DATA
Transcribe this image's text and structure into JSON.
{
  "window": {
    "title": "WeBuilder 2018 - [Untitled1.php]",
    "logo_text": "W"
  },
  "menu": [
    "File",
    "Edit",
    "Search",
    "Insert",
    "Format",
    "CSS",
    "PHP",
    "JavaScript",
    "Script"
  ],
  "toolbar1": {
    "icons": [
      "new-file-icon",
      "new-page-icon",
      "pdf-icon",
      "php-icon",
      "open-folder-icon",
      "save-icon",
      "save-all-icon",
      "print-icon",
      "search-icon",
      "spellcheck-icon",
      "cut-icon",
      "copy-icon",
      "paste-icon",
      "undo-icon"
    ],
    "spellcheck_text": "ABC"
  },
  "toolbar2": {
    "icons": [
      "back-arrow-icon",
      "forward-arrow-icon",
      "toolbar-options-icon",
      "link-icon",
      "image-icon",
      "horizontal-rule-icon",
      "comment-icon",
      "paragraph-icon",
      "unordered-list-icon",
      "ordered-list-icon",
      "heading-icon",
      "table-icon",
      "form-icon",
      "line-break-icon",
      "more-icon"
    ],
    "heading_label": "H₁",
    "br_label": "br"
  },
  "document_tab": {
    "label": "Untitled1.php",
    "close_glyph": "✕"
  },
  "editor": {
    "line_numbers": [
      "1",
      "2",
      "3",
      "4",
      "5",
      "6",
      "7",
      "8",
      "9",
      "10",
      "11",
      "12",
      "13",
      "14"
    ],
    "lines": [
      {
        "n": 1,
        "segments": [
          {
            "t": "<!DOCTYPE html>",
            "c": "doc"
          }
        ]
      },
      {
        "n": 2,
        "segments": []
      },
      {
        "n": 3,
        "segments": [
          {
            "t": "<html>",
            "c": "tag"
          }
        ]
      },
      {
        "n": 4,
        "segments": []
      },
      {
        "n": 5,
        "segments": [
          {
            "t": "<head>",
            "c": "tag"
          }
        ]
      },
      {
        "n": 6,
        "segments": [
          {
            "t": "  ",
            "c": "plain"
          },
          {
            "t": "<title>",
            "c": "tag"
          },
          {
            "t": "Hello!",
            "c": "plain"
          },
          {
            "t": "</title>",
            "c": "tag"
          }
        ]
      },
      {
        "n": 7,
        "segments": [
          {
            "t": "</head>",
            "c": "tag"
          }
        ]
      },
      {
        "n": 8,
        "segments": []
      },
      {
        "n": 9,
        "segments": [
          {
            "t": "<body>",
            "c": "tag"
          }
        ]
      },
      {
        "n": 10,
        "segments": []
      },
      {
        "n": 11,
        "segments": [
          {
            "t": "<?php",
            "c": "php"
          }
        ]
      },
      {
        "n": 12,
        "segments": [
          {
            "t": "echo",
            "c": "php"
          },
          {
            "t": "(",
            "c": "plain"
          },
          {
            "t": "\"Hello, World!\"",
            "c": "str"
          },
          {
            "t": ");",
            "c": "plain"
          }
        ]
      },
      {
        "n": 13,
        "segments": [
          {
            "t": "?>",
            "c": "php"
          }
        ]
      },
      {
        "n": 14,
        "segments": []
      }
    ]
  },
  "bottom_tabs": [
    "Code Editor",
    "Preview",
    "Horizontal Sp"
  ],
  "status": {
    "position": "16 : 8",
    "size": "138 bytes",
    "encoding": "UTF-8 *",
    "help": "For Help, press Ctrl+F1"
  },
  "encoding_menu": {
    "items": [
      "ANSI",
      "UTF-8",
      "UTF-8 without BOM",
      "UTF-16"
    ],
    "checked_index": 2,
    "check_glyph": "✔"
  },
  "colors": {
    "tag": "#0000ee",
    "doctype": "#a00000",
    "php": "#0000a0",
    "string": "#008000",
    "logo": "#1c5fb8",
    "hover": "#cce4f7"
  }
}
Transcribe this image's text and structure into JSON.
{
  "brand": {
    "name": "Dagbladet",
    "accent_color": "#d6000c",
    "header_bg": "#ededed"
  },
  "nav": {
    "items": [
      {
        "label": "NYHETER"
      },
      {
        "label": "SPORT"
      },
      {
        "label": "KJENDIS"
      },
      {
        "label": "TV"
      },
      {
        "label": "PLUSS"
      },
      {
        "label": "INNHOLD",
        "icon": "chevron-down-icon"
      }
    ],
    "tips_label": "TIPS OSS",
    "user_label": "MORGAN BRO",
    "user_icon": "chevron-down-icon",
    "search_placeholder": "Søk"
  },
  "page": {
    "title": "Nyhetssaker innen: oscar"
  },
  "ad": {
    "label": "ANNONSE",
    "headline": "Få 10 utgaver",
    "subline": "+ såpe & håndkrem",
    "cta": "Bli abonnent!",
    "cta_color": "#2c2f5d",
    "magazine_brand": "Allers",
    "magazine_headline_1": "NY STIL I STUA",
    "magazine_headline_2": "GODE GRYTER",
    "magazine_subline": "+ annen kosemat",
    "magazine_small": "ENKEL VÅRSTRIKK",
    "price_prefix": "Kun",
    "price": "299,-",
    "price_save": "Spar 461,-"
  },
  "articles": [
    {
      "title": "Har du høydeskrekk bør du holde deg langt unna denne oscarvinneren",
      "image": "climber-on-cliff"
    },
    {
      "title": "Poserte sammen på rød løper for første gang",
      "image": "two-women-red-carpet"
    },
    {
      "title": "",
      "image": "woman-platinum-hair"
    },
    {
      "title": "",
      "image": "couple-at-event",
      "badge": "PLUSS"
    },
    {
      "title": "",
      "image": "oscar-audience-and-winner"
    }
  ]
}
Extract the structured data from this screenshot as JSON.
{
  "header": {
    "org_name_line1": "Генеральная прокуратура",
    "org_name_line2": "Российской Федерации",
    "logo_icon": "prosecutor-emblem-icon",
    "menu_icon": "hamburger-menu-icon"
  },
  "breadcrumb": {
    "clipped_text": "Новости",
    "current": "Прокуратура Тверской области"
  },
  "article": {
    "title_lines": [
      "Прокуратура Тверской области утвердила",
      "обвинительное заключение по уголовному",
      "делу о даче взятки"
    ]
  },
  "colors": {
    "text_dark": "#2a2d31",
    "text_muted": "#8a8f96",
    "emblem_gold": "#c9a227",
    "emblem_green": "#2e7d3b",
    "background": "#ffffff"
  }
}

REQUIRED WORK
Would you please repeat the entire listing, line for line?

REPLY TO THE EXERCISE
Transcribe this image's text and structure into JSON.
{
  "window": {
    "title": "WeBuilder 2018 - [Untitled1.php]",
    "logo_text": "W"
  },
  "menu": [
    "File",
    "Edit",
    "Search",
    "Insert",
    "Format",
    "CSS",
    "PHP",
    "JavaScript",
    "Script"
  ],
  "toolbar1": {
    "icons": [
      "new-file-icon",
      "new-page-icon",
      "pdf-icon",
      "php-icon",
      "open-folder-icon",
      "save-icon",
      "save-all-icon",
      "print-icon",
      "search-icon",
      "spellcheck-icon",
      "cut-icon",
      "copy-icon",
      "paste-icon",
      "undo-icon"
    ],
    "spellcheck_text": "ABC"
  },
  "toolbar2": {
    "icons": [
      "back-arrow-icon",
      "forward-arrow-icon",
      "toolbar-options-icon",
      "link-icon",
      "image-icon",
      "horizontal-rule-icon",
      "comment-icon",
      "paragraph-icon",
      "unordered-list-icon",
      "ordered-list-icon",
      "heading-icon",
      "table-icon",
      "form-icon",
      "line-break-icon",
      "more-icon"
    ],
    "heading_label": "H₁",
    "br_label": "br"
  },
  "document_tab": {
    "label": "Untitled1.php",
    "close_glyph": "✕"
  },
  "editor": {
    "line_numbers": [
      "1",
      "2",
      "3",
      "4",
      "5",
      "6",
      "7",
      "8",
      "9",
      "10",
      "11",
      "12",
      "13",
      "14"
    ],
    "lines": [
      {
        "n": 1,
        "segments": [
          {
            "t": "<!DOCTYPE html>",
            "c": "doc"
          }
        ]
      },
      {
        "n": 2,
        "segments": []
      },
      {
        "n": 3,
        "segments": [
          {
            "t": "<html>",
            "c": "tag"
          }
        ]
      },
      {
        "n": 4,
        "segments": []
      },
      {
        "n": 5,
        "segments": [
          {
            "t": "<head>",
            "c": "tag"
          }
        ]
      },
      {
        "n": 6,
        "segments": [
          {
            "t": "  ",
            "c": "plain"
          },
          {
            "t": "<title>",
            "c": "tag"
          },
          {
            "t": "Hello!",
            "c": "plain"
          },
          {
            "t": "</title>",
            "c": "tag"
          }
        ]
      },
      {
        "n": 7,
        "segments": [
          {
            "t": "</head>",
            "c": "tag"
          }
        ]
      },
      {
        "n": 8,
        "segments": []
      },
      {
        "n": 9,
        "segments": [
          {
            "t": "<body>",
            "c": "tag"
          }
        ]
      },
      {
        "n": 10,
        "segments": []
      },
      {
        "n": 11,
        "segments": [
          {
            "t": "<?php",
            "c": "php"
          }
        ]
      },
      {
        "n": 12,
        "segments": [
          {
            "t": "echo",
            "c": "php"
          },
          {
            "t": "(",
            "c": "plain"
          },
          {
            "t": "\"Hello, World!\"",
            "c": "str"
          },
          {
            "t": ");",
            "c": "plain"
          }
        ]
      },
      {
        "n": 13,
        "segments": [
          {
            "t": "?>",
            "c": "php"
          }
        ]
      },
      {
        "n": 14,
        "segments": []
      }
    ]
  },
  "bottom_tabs": [
    "Code Editor",
    "Preview",
    "Horizontal Sp"
  ],
  "status": {
    "position": "16 : 8",
    "size": "138 bytes",
    "encoding": "UTF-8 *",
    "help": "For Help, press Ctrl+F1"
  },
  "encoding_menu": {
    "items": [
      "ANSI",
      "UTF-8",
      "UTF-8 without BOM",
      "UTF-16"
    ],
    "checked_index": 2,
    "check_glyph": "✔"
  },
  "colors": {
    "tag": "#0000ee",
    "doctype": "#a00000",
    "php": "#0000a0",
    "string": "#008000",
    "logo": "#1c5fb8",
    "hover": "#cce4f7"
  }
}
Transcribe this image's text and structure into JSON.
{
  "brand": {
    "name": "Dagbladet",
    "accent_color": "#d6000c",
    "header_bg": "#ededed"
  },
  "nav": {
    "items": [
      {
        "label": "NYHETER"
      },
      {
        "label": "SPORT"
      },
      {
        "label": "KJENDIS"
      },
      {
        "label": "TV"
      },
      {
        "label": "PLUSS"
      },
      {
        "label": "INNHOLD",
        "icon": "chevron-down-icon"
      }
    ],
    "tips_label": "TIPS OSS",
    "user_label": "MORGAN BRO",
    "user_icon": "chevron-down-icon",
    "search_placeholder": "Søk"
  },
  "page": {
    "title": "Nyhetssaker innen: oscar"
  },
  "ad": {
    "label": "ANNONSE",
    "headline": "Få 10 utgaver",
    "subline": "+ såpe & håndkrem",
    "cta": "Bli abonnent!",
    "cta_color": "#2c2f5d",
    "magazine_brand": "Allers",
    "magazine_headline_1": "NY STIL I STUA",
    "magazine_headline_2": "GODE GRYTER",
    "magazine_subline": "+ annen kosemat",
    "magazine_small": "ENKEL VÅRSTRIKK",
    "price_prefix": "Kun",
    "price": "299,-",
    "price_save": "Spar 461,-"
  },
  "articles": [
    {
      "title": "Har du høydeskrekk bør du holde deg langt unna denne oscarvinneren",
      "image": "climber-on-cliff"
    },
    {
      "title": "Poserte sammen på rød løper for første gang",
      "image": "two-women-red-carpet"
    },
    {
      "title": "",
      "image": "woman-platinum-hair"
    },
    {
      "title": "",
      "image": "couple-at-event",
      "badge": "PLUSS"
    },
    {
      "title": "",
      "image": "oscar-audience-and-winner"
    }
  ]
}
Extract the structured data from this screenshot as JSON.
{
  "header": {
    "org_name_line1": "Генеральная прокуратура",
    "org_name_line2": "Российской Федерации",
    "logo_icon": "prosecutor-emblem-icon",
    "menu_icon": "hamburger-menu-icon"
  },
  "breadcrumb": {
    "clipped_text": "Новости",
    "current": "Прокуратура Тверской области"
  },
  "article": {
    "title_lines": [
      "Прокуратура Тверской области утвердила",
      "обвинительное заключение по уголовному",
      "делу о даче взятки"
    ]
  },
  "colors": {
    "text_dark": "#2a2d31",
    "text_muted": "#8a8f96",
    "emblem_gold": "#c9a227",
    "emblem_green": "#2e7d3b",
    "background": "#ffffff"
  }
}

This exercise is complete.